Leave the pictures aside and give back every entry below word for word.

*** ENTRIES PROVIDED Section Begins ***

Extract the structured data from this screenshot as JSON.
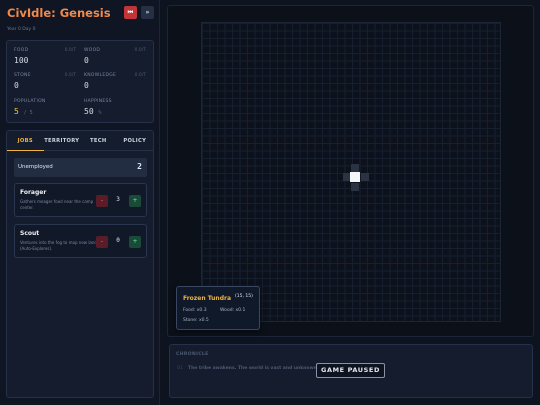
{
  "header": {
    "title": "CivIdle: Genesis",
    "year_day": "Year 0 Day 0",
    "play_icon": "skip-back-icon",
    "speed_icon": "fast-forward-icon"
  },
  "resources": {
    "food": {
      "label": "FOOD",
      "rate": "0.0/T",
      "value": "100"
    },
    "wood": {
      "label": "WOOD",
      "rate": "0.0/T",
      "value": "0"
    },
    "stone": {
      "label": "STONE",
      "rate": "0.0/T",
      "value": "0"
    },
    "knowledge": {
      "label": "KNOWLEDGE",
      "rate": "0.0/T",
      "value": "0"
    },
    "population": {
      "label": "POPULATION",
      "value": "5",
      "max": "/ 5"
    },
    "happiness": {
      "label": "HAPPINESS",
      "value": "50",
      "unit": "%"
    }
  },
  "tabs": [
    {
      "label": "JOBS"
    },
    {
      "label": "TERRITORY"
    },
    {
      "label": "TECH"
    },
    {
      "label": "POLICY"
    }
  ],
  "jobs": {
    "unemployed_label": "Unemployed",
    "unemployed_count": "2",
    "items": [
      {
        "name": "Forager",
        "desc": "Gathers meager food near the camp center.",
        "count": "3"
      },
      {
        "name": "Scout",
        "desc": "Ventures into the fog to map new lands (Auto-Explores).",
        "count": "0"
      }
    ],
    "minus": "-",
    "plus": "+"
  },
  "tooltip": {
    "name": "Frozen Tundra",
    "coords": "(15, 15)",
    "food": "Food: x0.3",
    "wood": "Wood: x0.1",
    "stone": "Stone: x0.5"
  },
  "chronicle": {
    "label": "CHRONICLE",
    "entries": [
      {
        "num": "01",
        "text": "The tribe awakens. The world is vast and unknown."
      }
    ]
  },
  "status": {
    "paused": "GAME PAUSED"
  },
  "colors": {
    "title": "#f08a4b",
    "accent": "#f0b63d",
    "population": "#e8c547",
    "danger": "#c23437",
    "success": "#1a4a38"
  }
}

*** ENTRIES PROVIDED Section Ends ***

*OUTPUT OF THE TASK:*
Extract the structured data from this screenshot as JSON.
{
  "header": {
    "title": "CivIdle: Genesis",
    "year_day": "Year 0 Day 0",
    "play_icon": "skip-back-icon",
    "speed_icon": "fast-forward-icon"
  },
  "resources": {
    "food": {
      "label": "FOOD",
      "rate": "0.0/T",
      "value": "100"
    },
    "wood": {
      "label": "WOOD",
      "rate": "0.0/T",
      "value": "0"
    },
    "stone": {
      "label": "STONE",
      "rate": "0.0/T",
      "value": "0"
    },
    "knowledge": {
      "label": "KNOWLEDGE",
      "rate": "0.0/T",
      "value": "0"
    },
    "population": {
      "label": "POPULATION",
      "value": "5",
      "max": "/ 5"
    },
    "happiness": {
      "label": "HAPPINESS",
      "value": "50",
      "unit": "%"
    }
  },
  "tabs": [
    {
      "label": "JOBS"
    },
    {
      "label": "TERRITORY"
    },
    {
      "label": "TECH"
    },
    {
      "label": "POLICY"
    }
  ],
  "jobs": {
    "unemployed_label": "Unemployed",
    "unemployed_count": "2",
    "items": [
      {
        "name": "Forager",
        "desc": "Gathers meager food near the camp center.",
        "count": "3"
      },
      {
        "name": "Scout",
        "desc": "Ventures into the fog to map new lands (Auto-Explores).",
        "count": "0"
      }
    ],
    "minus": "-",
    "plus": "+"
  },
  "tooltip": {
    "name": "Frozen Tundra",
    "coords": "(15, 15)",
    "food": "Food: x0.3",
    "wood": "Wood: x0.1",
    "stone": "Stone: x0.5"
  },
  "chronicle": {
    "label": "CHRONICLE",
    "entries": [
      {
        "num": "01",
        "text": "The tribe awakens. The world is vast and unknown."
      }
    ]
  },
  "status": {
    "paused": "GAME PAUSED"
  },
  "colors": {
    "title": "#f08a4b",
    "accent": "#f0b63d",
    "population": "#e8c547",
    "danger": "#c23437",
    "success": "#1a4a38"
  }
}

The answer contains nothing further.